One of this month’s competencies is: Prepares stakeholders for and involves them in decisions that affect them.
This statement seems like a bit of a no-brainer, but is high on the list of frustrations among staff who suddenly find themselves carrying out changes they had no input into, even thought it directly affects them and their work.
I recently heard a story from an friend who works as a hospital nurse. The batteries used in their bedside machines lasted a long time and came in packs of four, the amount that the machines hold. With no warning, they were switched to a different brand, with the batteries now in packs of three. Not only do the new ones not last as long, there are now partially used packages of batteries to be stored and organized. Nobody asked the staff nurses, the people who would be most affected by this change – it just happened.
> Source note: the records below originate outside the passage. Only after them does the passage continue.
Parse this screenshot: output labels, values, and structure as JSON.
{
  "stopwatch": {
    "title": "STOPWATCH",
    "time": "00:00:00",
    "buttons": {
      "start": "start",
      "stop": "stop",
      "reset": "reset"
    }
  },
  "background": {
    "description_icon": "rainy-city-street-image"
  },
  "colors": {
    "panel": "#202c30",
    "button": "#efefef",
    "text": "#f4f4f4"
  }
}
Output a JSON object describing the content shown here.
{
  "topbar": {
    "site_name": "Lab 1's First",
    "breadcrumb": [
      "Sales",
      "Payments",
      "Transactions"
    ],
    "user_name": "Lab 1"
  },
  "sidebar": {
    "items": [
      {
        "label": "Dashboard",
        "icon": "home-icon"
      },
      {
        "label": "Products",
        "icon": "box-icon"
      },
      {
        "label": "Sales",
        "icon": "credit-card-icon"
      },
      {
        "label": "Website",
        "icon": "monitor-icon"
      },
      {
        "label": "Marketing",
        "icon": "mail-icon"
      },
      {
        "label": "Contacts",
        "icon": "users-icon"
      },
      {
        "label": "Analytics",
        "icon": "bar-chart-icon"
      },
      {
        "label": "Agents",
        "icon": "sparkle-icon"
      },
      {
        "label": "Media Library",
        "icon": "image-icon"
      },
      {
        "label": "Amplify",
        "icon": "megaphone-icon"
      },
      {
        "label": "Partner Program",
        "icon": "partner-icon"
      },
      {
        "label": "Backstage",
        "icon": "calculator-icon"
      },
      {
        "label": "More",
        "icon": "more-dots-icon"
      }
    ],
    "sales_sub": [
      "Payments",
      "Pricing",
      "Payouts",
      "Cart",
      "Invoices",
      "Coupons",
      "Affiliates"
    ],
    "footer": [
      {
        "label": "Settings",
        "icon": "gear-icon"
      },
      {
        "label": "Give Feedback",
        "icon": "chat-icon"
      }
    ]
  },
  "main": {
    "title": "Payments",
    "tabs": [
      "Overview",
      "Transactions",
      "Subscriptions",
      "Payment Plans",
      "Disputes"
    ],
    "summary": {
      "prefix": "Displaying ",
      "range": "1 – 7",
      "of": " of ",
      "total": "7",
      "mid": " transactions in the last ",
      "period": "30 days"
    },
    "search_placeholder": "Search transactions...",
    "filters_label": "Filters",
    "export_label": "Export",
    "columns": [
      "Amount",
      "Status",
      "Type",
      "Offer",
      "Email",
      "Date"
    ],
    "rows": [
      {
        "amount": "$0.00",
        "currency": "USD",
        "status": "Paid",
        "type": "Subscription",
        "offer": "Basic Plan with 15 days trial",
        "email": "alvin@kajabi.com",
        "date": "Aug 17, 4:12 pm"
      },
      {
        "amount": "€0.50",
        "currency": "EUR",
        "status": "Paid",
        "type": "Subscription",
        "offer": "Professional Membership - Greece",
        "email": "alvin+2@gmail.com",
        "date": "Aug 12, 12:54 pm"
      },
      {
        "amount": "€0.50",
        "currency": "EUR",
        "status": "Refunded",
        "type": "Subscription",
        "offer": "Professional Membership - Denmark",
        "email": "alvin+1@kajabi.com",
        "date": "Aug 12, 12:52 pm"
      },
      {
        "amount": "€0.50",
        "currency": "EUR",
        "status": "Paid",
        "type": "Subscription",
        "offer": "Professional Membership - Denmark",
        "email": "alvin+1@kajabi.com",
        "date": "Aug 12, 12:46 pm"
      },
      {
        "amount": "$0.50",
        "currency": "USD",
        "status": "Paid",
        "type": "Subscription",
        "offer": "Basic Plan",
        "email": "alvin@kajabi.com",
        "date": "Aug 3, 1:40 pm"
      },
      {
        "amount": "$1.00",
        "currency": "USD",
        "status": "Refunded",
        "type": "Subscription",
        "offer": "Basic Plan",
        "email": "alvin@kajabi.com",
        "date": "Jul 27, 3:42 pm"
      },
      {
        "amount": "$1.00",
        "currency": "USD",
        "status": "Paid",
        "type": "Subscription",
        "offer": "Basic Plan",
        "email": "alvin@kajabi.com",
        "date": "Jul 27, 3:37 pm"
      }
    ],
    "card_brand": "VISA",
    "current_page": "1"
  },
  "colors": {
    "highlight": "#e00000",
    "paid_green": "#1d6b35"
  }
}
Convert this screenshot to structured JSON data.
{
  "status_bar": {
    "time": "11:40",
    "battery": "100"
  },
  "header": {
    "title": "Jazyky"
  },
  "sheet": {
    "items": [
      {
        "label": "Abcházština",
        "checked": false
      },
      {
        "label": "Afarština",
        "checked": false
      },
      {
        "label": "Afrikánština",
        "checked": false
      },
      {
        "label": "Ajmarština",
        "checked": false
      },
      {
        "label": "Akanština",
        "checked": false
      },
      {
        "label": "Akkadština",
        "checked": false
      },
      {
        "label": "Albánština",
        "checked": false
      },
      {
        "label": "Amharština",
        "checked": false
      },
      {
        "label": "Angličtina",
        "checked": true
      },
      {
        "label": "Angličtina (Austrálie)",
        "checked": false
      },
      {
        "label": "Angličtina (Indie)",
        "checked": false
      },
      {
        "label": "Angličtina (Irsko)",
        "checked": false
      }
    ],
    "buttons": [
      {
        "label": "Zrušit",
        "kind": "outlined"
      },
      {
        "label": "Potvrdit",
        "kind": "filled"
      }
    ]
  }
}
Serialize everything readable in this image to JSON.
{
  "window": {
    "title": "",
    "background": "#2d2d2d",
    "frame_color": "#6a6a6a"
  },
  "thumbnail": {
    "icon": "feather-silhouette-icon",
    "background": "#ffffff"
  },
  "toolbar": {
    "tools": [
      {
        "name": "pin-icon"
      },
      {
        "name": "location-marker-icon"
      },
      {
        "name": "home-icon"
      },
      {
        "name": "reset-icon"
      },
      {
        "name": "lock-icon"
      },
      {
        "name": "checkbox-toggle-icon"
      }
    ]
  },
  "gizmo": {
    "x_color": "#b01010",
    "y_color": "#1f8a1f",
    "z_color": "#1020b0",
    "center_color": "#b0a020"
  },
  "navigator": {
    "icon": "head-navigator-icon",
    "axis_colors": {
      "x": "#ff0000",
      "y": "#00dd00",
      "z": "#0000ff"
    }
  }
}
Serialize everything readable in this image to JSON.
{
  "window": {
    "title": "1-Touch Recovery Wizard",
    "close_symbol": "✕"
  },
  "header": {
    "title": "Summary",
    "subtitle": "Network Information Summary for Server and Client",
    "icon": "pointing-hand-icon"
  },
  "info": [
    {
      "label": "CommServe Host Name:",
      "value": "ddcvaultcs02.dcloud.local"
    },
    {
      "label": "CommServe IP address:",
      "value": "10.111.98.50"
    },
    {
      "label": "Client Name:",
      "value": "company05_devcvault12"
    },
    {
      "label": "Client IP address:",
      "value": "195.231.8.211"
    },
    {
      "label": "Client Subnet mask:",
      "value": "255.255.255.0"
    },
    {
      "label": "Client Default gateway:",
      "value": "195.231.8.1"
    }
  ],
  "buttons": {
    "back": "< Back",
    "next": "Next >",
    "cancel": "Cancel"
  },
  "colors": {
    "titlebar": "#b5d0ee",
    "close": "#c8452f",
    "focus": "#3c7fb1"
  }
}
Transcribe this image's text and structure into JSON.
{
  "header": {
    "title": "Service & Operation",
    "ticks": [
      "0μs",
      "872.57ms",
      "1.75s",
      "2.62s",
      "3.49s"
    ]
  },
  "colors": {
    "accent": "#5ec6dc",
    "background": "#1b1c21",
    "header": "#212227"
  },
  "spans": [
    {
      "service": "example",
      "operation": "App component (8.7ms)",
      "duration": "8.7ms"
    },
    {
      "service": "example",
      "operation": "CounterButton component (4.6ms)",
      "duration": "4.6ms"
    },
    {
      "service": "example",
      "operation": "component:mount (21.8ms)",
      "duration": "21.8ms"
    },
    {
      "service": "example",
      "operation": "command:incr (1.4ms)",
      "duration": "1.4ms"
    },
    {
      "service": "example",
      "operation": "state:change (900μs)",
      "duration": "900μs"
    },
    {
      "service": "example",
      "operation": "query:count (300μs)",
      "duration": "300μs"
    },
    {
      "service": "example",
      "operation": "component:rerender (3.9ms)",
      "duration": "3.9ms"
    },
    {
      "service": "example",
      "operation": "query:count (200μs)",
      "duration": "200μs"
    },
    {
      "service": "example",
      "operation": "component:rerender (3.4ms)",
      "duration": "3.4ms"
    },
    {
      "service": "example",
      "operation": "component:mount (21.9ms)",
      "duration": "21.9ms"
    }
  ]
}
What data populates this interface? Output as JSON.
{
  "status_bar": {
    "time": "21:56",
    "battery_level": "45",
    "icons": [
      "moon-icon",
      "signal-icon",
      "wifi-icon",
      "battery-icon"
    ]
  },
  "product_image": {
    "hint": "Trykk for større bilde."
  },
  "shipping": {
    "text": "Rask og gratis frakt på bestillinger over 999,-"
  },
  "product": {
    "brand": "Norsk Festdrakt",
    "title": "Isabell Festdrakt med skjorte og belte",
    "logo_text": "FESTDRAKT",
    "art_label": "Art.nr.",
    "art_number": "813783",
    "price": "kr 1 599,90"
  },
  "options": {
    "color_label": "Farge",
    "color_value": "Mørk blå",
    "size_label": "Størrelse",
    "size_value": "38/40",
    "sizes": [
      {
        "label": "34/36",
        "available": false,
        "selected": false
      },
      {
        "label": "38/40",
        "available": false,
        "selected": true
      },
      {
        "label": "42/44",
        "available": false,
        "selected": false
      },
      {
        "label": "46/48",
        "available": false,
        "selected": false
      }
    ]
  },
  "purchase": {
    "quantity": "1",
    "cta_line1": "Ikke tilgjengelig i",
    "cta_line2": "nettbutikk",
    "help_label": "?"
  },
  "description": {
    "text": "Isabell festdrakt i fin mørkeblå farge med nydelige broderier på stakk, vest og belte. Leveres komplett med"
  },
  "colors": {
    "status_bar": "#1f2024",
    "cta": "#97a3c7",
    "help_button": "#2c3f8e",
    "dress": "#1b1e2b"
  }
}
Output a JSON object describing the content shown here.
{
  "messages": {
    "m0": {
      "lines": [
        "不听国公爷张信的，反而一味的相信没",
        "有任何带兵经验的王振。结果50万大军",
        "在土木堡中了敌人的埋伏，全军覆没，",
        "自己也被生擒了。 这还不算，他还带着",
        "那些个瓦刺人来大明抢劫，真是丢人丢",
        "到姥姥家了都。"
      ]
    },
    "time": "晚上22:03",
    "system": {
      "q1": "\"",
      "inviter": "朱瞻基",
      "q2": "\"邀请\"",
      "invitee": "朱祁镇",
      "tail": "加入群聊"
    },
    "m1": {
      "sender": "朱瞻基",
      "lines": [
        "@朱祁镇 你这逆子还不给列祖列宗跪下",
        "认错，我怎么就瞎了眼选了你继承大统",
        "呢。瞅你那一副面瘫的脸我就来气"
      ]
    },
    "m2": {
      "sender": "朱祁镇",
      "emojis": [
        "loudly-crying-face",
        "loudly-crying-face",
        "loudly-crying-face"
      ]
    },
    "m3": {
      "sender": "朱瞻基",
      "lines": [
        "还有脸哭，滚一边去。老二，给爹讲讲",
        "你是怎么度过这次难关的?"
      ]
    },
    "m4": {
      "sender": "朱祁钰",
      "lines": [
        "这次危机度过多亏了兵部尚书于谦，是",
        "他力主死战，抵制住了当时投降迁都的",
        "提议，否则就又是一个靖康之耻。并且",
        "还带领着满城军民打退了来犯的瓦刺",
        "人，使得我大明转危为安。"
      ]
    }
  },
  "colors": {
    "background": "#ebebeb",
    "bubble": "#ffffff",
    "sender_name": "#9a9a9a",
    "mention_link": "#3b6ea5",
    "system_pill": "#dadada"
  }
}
Even though this may sound like a pretty minor issue, it certainly wasn’t to the nurses directly impacted by it. And when these types of “minor” situations become the norm in an organization, morale can take a downward plunge.
Inviting staff that will be directly impacted by a change into the planning process, well before it’s reached the decision making stage, shows them that you value them, their contributions, and what they bring to the organization. It’s a simple, but often overlooked, morale booster.